[Start of section]

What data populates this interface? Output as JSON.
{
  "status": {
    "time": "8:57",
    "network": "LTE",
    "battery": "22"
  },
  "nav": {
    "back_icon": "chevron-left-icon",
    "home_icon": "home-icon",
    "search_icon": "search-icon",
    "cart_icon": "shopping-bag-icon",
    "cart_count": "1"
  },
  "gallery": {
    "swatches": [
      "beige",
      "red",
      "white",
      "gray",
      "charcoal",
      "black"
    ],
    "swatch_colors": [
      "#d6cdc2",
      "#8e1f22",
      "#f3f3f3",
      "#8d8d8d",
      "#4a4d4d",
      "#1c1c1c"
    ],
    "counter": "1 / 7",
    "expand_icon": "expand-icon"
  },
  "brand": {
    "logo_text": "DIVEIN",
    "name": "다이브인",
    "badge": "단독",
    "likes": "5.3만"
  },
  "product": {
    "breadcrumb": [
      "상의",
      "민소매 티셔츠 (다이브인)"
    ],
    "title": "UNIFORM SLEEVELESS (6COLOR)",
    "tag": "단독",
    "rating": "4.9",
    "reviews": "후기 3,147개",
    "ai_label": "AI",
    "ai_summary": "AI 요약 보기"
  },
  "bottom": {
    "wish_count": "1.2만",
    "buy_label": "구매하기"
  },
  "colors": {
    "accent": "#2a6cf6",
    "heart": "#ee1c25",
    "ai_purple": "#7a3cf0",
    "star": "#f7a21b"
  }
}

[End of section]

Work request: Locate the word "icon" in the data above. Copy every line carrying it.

Result of this task:
    "back_icon": "chevron-left-icon",
    "home_icon": "home-icon",
    "search_icon": "search-icon",
    "cart_icon": "shopping-bag-icon",
    "expand_icon": "expand-icon"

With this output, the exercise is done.